### Directions for this task
Figure out how many lines in these records contain "quis". Only the number belongs in the reply.

### Interface dataset entries

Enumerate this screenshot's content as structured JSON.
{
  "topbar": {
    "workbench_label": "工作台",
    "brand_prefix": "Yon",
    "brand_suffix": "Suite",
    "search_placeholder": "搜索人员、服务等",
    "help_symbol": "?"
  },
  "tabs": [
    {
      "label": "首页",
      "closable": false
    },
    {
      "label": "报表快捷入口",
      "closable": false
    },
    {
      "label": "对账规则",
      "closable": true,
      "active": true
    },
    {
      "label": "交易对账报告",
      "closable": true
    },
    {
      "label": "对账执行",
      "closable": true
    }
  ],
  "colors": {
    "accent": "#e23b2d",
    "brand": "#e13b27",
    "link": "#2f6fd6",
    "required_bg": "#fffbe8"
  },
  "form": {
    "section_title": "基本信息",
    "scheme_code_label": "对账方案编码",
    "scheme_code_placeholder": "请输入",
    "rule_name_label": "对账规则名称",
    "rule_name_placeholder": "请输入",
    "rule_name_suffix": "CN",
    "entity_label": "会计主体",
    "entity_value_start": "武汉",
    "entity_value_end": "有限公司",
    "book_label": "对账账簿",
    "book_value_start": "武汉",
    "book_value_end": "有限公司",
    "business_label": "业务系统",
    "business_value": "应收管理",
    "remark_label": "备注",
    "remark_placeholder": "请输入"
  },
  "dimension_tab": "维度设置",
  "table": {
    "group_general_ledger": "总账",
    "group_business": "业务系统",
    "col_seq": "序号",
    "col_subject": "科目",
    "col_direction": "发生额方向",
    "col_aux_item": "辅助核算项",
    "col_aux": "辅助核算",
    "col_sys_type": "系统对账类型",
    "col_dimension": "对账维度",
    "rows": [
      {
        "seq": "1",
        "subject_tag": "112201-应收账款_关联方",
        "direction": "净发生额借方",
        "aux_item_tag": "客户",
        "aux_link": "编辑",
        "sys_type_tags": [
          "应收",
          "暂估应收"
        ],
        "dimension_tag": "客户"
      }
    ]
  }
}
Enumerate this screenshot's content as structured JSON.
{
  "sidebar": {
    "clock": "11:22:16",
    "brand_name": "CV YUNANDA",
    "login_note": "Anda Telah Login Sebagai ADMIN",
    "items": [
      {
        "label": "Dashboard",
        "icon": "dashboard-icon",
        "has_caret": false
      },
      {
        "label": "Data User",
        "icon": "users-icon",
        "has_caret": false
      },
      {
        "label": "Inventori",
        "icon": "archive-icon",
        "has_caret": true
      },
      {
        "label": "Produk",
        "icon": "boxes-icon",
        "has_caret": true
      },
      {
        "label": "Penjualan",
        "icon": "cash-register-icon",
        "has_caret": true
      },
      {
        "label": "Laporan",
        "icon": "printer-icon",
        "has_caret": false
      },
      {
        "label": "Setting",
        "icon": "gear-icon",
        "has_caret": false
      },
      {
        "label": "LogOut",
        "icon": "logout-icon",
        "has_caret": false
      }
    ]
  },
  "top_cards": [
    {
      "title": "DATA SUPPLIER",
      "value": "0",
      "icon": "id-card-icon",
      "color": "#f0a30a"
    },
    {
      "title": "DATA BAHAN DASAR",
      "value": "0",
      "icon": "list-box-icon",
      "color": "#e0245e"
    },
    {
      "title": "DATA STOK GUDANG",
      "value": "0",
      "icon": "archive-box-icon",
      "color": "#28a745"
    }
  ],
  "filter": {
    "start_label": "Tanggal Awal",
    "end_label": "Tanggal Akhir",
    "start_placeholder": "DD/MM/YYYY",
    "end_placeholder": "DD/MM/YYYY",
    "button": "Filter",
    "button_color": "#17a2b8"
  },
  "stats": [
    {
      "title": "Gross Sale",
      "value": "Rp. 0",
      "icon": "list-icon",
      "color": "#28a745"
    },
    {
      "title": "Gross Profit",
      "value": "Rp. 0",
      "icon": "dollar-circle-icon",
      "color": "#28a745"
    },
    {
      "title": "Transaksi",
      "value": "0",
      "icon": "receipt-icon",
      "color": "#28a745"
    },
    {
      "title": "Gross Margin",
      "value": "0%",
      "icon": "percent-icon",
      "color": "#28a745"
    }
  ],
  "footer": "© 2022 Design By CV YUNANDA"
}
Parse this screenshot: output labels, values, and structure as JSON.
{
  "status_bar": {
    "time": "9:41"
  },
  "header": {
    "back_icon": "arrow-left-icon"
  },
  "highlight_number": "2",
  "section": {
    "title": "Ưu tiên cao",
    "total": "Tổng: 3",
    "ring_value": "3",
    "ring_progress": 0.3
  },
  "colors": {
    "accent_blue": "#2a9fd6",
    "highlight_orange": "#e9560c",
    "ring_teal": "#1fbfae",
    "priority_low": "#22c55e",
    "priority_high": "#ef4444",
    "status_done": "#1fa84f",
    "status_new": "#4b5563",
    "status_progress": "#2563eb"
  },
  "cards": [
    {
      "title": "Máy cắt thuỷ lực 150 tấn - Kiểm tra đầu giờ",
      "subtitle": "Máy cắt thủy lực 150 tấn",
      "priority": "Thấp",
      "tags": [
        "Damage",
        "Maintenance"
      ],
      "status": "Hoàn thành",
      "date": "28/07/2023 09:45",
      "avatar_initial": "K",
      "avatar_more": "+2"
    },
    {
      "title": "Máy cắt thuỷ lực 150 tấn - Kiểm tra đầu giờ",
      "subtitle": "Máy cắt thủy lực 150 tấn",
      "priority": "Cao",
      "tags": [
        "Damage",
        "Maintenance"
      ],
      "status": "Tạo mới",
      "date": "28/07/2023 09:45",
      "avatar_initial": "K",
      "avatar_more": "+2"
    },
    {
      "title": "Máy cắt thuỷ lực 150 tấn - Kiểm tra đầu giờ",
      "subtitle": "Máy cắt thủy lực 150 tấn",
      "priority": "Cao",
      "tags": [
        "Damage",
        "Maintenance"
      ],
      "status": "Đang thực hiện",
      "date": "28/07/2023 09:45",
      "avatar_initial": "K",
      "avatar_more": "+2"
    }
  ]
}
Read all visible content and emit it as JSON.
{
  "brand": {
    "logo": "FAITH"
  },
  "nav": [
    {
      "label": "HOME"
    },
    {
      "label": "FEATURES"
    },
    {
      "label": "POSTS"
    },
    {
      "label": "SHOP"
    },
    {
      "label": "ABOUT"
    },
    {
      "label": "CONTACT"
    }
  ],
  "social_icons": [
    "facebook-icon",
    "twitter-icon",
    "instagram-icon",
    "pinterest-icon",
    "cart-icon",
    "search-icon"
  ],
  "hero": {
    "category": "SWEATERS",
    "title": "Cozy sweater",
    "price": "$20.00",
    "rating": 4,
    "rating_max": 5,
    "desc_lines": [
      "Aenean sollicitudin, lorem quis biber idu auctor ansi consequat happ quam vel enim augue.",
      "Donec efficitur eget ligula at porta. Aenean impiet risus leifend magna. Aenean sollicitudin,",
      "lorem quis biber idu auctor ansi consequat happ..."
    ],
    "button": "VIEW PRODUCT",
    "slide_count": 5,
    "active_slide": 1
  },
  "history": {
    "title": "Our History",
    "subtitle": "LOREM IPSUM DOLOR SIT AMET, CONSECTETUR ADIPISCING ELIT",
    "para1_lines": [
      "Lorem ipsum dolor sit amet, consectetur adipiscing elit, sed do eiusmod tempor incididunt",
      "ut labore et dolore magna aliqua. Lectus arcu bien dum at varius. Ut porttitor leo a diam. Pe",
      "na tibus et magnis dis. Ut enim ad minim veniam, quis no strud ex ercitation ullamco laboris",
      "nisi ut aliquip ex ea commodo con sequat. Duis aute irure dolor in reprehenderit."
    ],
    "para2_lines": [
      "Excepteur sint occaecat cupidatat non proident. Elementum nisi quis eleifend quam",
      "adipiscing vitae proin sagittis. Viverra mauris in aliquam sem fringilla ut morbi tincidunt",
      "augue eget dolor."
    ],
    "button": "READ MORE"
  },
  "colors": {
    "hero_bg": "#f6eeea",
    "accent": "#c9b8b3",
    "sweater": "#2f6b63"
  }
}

### Answer area
4